When I first began my flight training I, being a media dork, decided to record my training flights. I made audio recordings from engine start to shut down. Now it’s been a few years and I wish I had continued the practice.
In the aircraft I was flying at the time, recording in-flight audio required me to go and buy a portable comm system because the aircraft were not equipped with audio in/out jacks on the panel other than for headsets. I picked up a modular four position comm that had the in/out jacks I needed and began using it with a small digital recorder. The quality was not great but it worked surprisingly well. I have seven or so hours of me and my instructor at the time, bouncing in, out, and around Oakland International Airport (KOAK) in September and October of 2003.
I started listening to the recordings this last week while I added ID3 and IPTC tags to the files. While listening to the recordings I had several revelations about my training and about that instructor. I am not going to go into the details of the revelations just yet, but I decided to post about in-flight recording in general. It is a simple process and does not require a whole lot of technical knowledge to do, and depending on your aircraft’s capabilities (in/out jacks in the panel and such) it could be darn near effortless.
Why do in-flight recording?
The most obvious is reason is to have a record of your training flights that you can show off to your friends (impressive to non-pilot folk). Beyond that though, I becomes an effective tool for post-flight debriefing. An instructor can go over a segment of the flight with a student with perfect recall. Demonstrating bad habits, from the left and right seat, like maintaining a sterile cockpit at critical phases of flight, positive exchange of controls, missed radio calls, all kinds of things. It can be an invaluable tool for education.
In-flight recordings are also a good tool for instructor evaluation, how you as a student interact with an instructor. This gives the student pilot a tremendous tool to use at a time when the new pilot does not have the experience to recognise lapses in the instructors skills. Had I thought about it, I could have presented information to the chief instructor at the academy that could have helped my instructor improve his skills and enhanced my training.

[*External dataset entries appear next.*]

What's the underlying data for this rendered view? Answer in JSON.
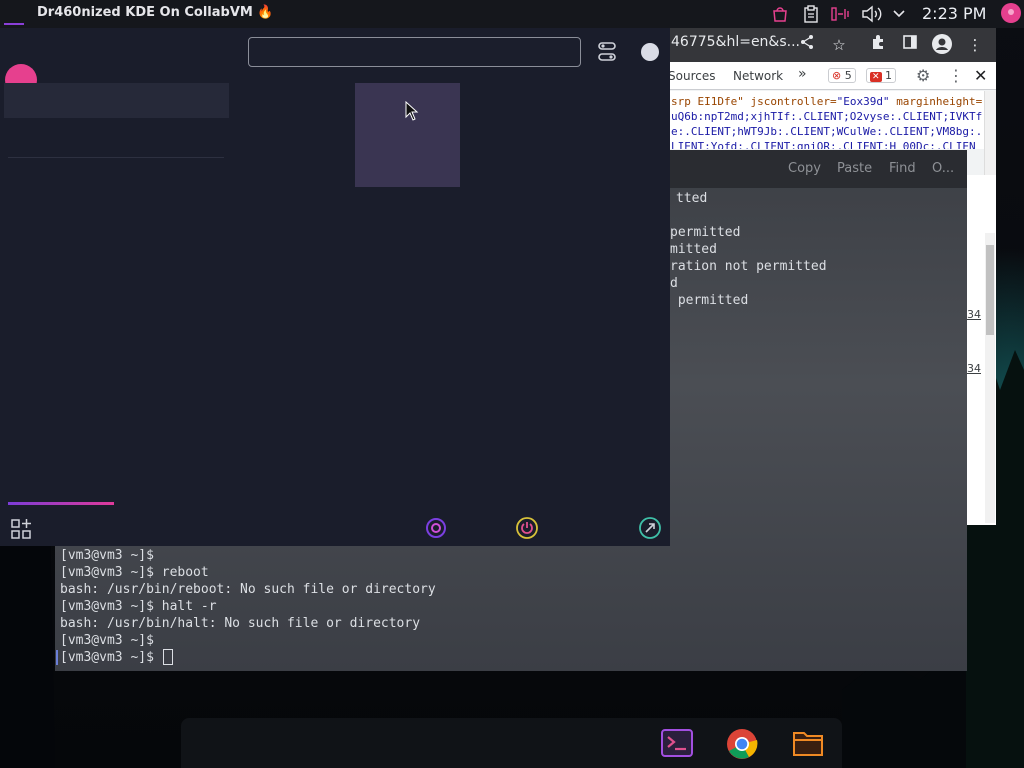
{
  "panel": {
    "title": "Dr460nized KDE On CollabVM",
    "title_icon": "fire-icon",
    "tray_icons": [
      "bag-icon",
      "clipboard-icon",
      "mic-muted-icon",
      "volume-icon",
      "chevron-down-icon"
    ],
    "clock": "2:23 PM",
    "accent_color": "#e6408e"
  },
  "chrome": {
    "url": "46775&hl=en&s...",
    "devtools_tabs": [
      "Sources",
      "Network"
    ],
    "more_tabs": "»",
    "error_count": "5",
    "warning_count": "1",
    "code_lines": [
      {
        "a": "srp EI1Dfe\" ",
        "b": "jscontroller=",
        "c": "\"Eox39d\" ",
        "d": "marginheight="
      },
      {
        "a": "",
        "b": "",
        "c": "uQ6b:npT2md;xjhTIf:.CLIENT;O2vyse:.CLIENT;IVKTf",
        "d": ""
      },
      {
        "a": "",
        "b": "",
        "c": "e:.CLIENT;hWT9Jb:.CLIENT;WCulWe:.CLIENT;VM8bg:.",
        "d": ""
      },
      {
        "a": "",
        "b": "",
        "c": "LIENT;Yofd:.CLIENT;qniOR:.CLIENT;H_00Dc:.CLIEN",
        "d": ""
      }
    ],
    "line_numbers": [
      "34",
      "34"
    ]
  },
  "konsole": {
    "toolbar": [
      "Copy",
      "Paste",
      "Find",
      "O..."
    ],
    "partial_lines": [
      "tted",
      "",
      "permitted",
      "mitted",
      "ration not permitted",
      "d",
      " permitted"
    ],
    "lines": [
      "[vm3@vm3 ~]$",
      "[vm3@vm3 ~]$ reboot",
      "bash: /usr/bin/reboot: No such file or directory",
      "[vm3@vm3 ~]$ halt -r",
      "bash: /usr/bin/halt: No such file or directory",
      "[vm3@vm3 ~]$",
      "[vm3@vm3 ~]$ "
    ]
  },
  "launcher": {
    "search_value": "",
    "search_placeholder": "",
    "bottom_buttons": [
      "apps-grid-icon",
      "lock-icon",
      "power-icon",
      "leave-icon"
    ]
  },
  "dock": {
    "apps": [
      "konsole",
      "chrome",
      "file-manager"
    ]
  }
}
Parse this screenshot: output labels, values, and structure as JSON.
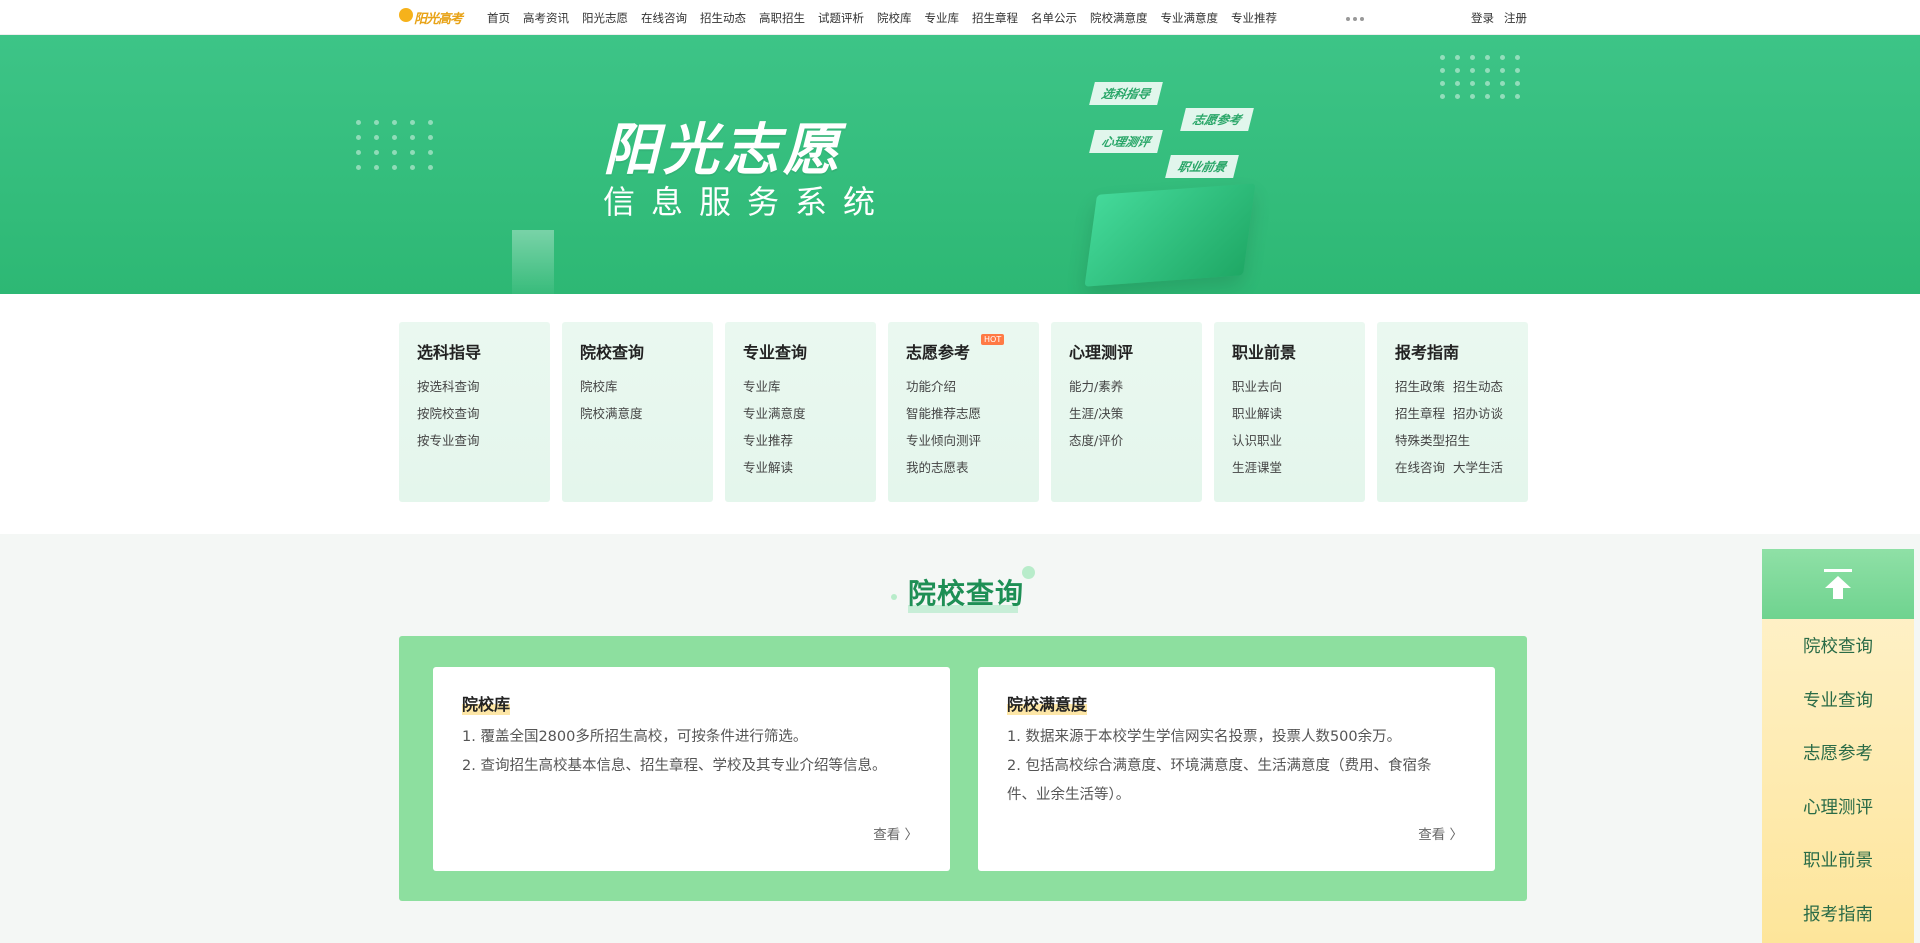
{
  "header": {
    "logo_text": "阳光高考",
    "nav": [
      "首页",
      "高考资讯",
      "阳光志愿",
      "在线咨询",
      "招生动态",
      "高职招生",
      "试题评析",
      "院校库",
      "专业库",
      "招生章程",
      "名单公示",
      "院校满意度",
      "专业满意度",
      "专业推荐"
    ],
    "login": "登录",
    "register": "注册"
  },
  "banner": {
    "title": "阳光志愿",
    "subtitle": "信息服务系统",
    "tags": [
      "选科指导",
      "志愿参考",
      "心理测评",
      "职业前景"
    ]
  },
  "quick_cards": [
    {
      "title": "选科指导",
      "links": [
        "按选科查询",
        "按院校查询",
        "按专业查询"
      ]
    },
    {
      "title": "院校查询",
      "links": [
        "院校库",
        "院校满意度"
      ]
    },
    {
      "title": "专业查询",
      "links": [
        "专业库",
        "专业满意度",
        "专业推荐",
        "专业解读"
      ]
    },
    {
      "title": "志愿参考",
      "badge": "HOT",
      "links": [
        "功能介绍",
        "智能推荐志愿",
        "专业倾向测评",
        "我的志愿表"
      ]
    },
    {
      "title": "心理测评",
      "links": [
        "能力/素养",
        "生涯/决策",
        "态度/评价"
      ]
    },
    {
      "title": "职业前景",
      "links": [
        "职业去向",
        "职业解读",
        "认识职业",
        "生涯课堂"
      ]
    },
    {
      "title": "报考指南",
      "rows": [
        [
          "招生政策",
          "招生动态"
        ],
        [
          "招生章程",
          "招办访谈"
        ],
        [
          "特殊类型招生"
        ],
        [
          "在线咨询",
          "大学生活"
        ]
      ]
    }
  ],
  "section": {
    "title": "院校查询",
    "cards": [
      {
        "title": "院校库",
        "lines": [
          "1. 覆盖全国2800多所招生高校，可按条件进行筛选。",
          "2. 查询招生高校基本信息、招生章程、学校及其专业介绍等信息。"
        ],
        "more": "查看 〉"
      },
      {
        "title": "院校满意度",
        "lines": [
          "1. 数据来源于本校学生学信网实名投票，投票人数500余万。",
          "2. 包括高校综合满意度、环境满意度、生活满意度（费用、食宿条",
          "件、业余生活等）。"
        ],
        "more": "查看 〉"
      }
    ]
  },
  "side_nav": {
    "items": [
      "院校查询",
      "专业查询",
      "志愿参考",
      "心理测评",
      "职业前景",
      "报考指南"
    ]
  },
  "colors": {
    "brand_green": "#2db874",
    "panel_green": "#8ddf9f",
    "section_title": "#1e8f55",
    "hot_badge": "#ff7a45"
  }
}
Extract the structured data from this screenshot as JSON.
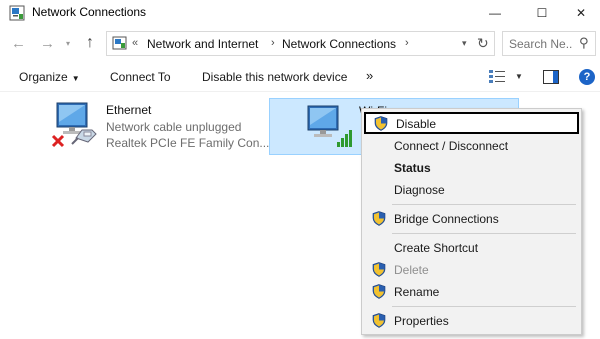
{
  "window": {
    "title": "Network Connections",
    "minimize_glyph": "—",
    "maximize_glyph": "☐",
    "close_glyph": "✕"
  },
  "nav": {
    "back_glyph": "←",
    "forward_glyph": "→",
    "recent_glyph": "▾",
    "up_glyph": "↑",
    "overflow_glyph": "«",
    "breadcrumbs": [
      "Network and Internet",
      "Network Connections"
    ],
    "crumb_separator": "›",
    "dropdown_glyph": "▾",
    "refresh_glyph": "↻",
    "search_placeholder": "Search Ne...",
    "search_glyph": "⚲"
  },
  "command_bar": {
    "organize": "Organize",
    "organize_caret": "▼",
    "connect_to": "Connect To",
    "disable_device": "Disable this network device",
    "more": "»",
    "view_caret": "▼",
    "help": "?"
  },
  "adapters": {
    "ethernet": {
      "name": "Ethernet",
      "status": "Network cable unplugged",
      "device": "Realtek PCIe FE Family Con..."
    },
    "wifi": {
      "name": "Wi-Fi"
    }
  },
  "context_menu": {
    "items": [
      {
        "label": "Disable",
        "shield": true,
        "highlighted": true
      },
      {
        "label": "Connect / Disconnect"
      },
      {
        "label": "Status",
        "bold": true
      },
      {
        "label": "Diagnose"
      },
      {
        "label": "Bridge Connections",
        "shield": true
      },
      {
        "label": "Create Shortcut"
      },
      {
        "label": "Delete",
        "shield": true,
        "disabled": true
      },
      {
        "label": "Rename",
        "shield": true
      },
      {
        "label": "Properties",
        "shield": true
      }
    ]
  },
  "colors": {
    "selection_bg": "#cce8ff",
    "selection_border": "#99d1ff",
    "menu_bg": "#f2f2f2",
    "help_blue": "#1c64c7",
    "muted_text": "#6d6d6d",
    "disabled_text": "#8f8f8f"
  },
  "icons": {
    "app": "network-connections-icon",
    "address": "network-folder-icon",
    "ethernet": "ethernet-adapter-icon",
    "unplugged": "red-x-icon",
    "wifi": "wifi-adapter-icon",
    "signal": "signal-bars-icon",
    "uac": "uac-shield-icon",
    "view": "change-view-icon",
    "preview": "preview-pane-icon"
  }
}
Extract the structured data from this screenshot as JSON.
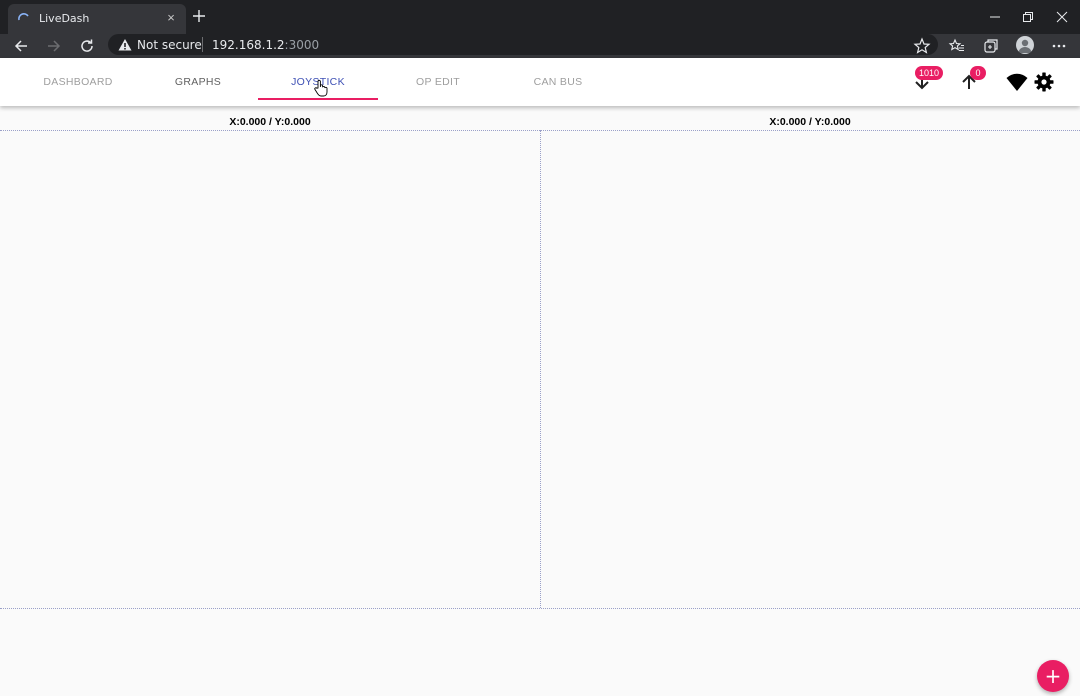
{
  "browser": {
    "tab_title": "LiveDash",
    "tab_close": "×",
    "security_label": "Not secure",
    "url_host": "192.168.1.2",
    "url_port": ":3000"
  },
  "nav": {
    "tabs": [
      {
        "label": "DASHBOARD"
      },
      {
        "label": "GRAPHS"
      },
      {
        "label": "JOYSTICK"
      },
      {
        "label": "OP EDIT"
      },
      {
        "label": "CAN BUS"
      }
    ],
    "active_tab": "JOYSTICK",
    "rx_count": "1010",
    "tx_count": "0"
  },
  "joysticks": {
    "left": {
      "readout": "X:0.000 / Y:0.000"
    },
    "right": {
      "readout": "X:0.000 / Y:0.000"
    }
  },
  "fab": {
    "label": "+"
  },
  "colors": {
    "accent": "#e91e63",
    "primary": "#3f51b5"
  }
}
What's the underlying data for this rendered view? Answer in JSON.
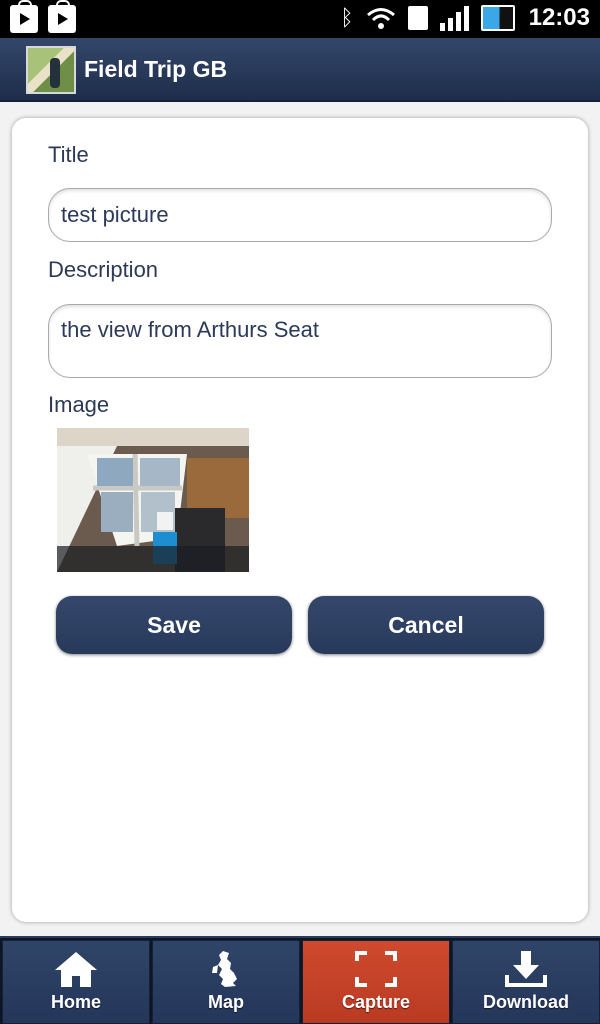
{
  "status_bar": {
    "time": "12:03",
    "left_icons": [
      "play-store-icon",
      "play-store-icon"
    ],
    "right_icons": [
      "bluetooth-icon",
      "wifi-icon",
      "sim-icon",
      "signal-icon",
      "battery-icon"
    ]
  },
  "header": {
    "app_title": "Field Trip GB",
    "logo_icon": "app-logo"
  },
  "form": {
    "title_label": "Title",
    "title_value": "test picture",
    "description_label": "Description",
    "description_value": "the view from Arthurs Seat",
    "image_label": "Image",
    "save_label": "Save",
    "cancel_label": "Cancel"
  },
  "tabs": [
    {
      "label": "Home",
      "icon": "home-icon"
    },
    {
      "label": "Map",
      "icon": "map-icon"
    },
    {
      "label": "Capture",
      "icon": "capture-icon",
      "active": true
    },
    {
      "label": "Download",
      "icon": "download-icon"
    }
  ],
  "colors": {
    "header": "#2b3d5f",
    "accent_active": "#c7432a",
    "button": "#2f4163",
    "label_text": "#2c3a58"
  }
}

Lastly, it is a permanent record for you to review years later, maybe on a stormy day when couch flying is the only good option for the day. Listen to one of those old flight recordings and see just how much has changed. What you can do better, what areas needed work. Use it not only for enjoyment but for providing reference points for your current skills. A record you can pass down to the next generation of pilots.
What did I learn?
On first listening I felt awkward, not wanting to share any of the recordings because I look back at what a dufus I sounded like, then I started to analyze what was going on, in my head and in the cockpit, I began to see things, nuances in my training that I had not recognised before.
I had looked back at my early training while I was in a CFI/I academy later and had several revelations about my instructor and the training program I was in at the time, I think It would have been beneficial for me and the rest of my academy class to hear some of the recordings to demonstrate several points.
Now that I am older and wiser I look back again at those first few flights. I now know that It is a good idea to use in-flight recording on training flights as a student or an instructor. I can use those recordings as tools to improve my skills and those of my students. Don’t be frightened of by the thought of sounding like a dufus, the recordings can only help you improve your flying experience as a student or an instructor.
Spend a few bucks on a comm and a digital recorder if you have too. It is a wise investment that will pay rewards throughout your aviation carrier.
Blue skys and tail winds,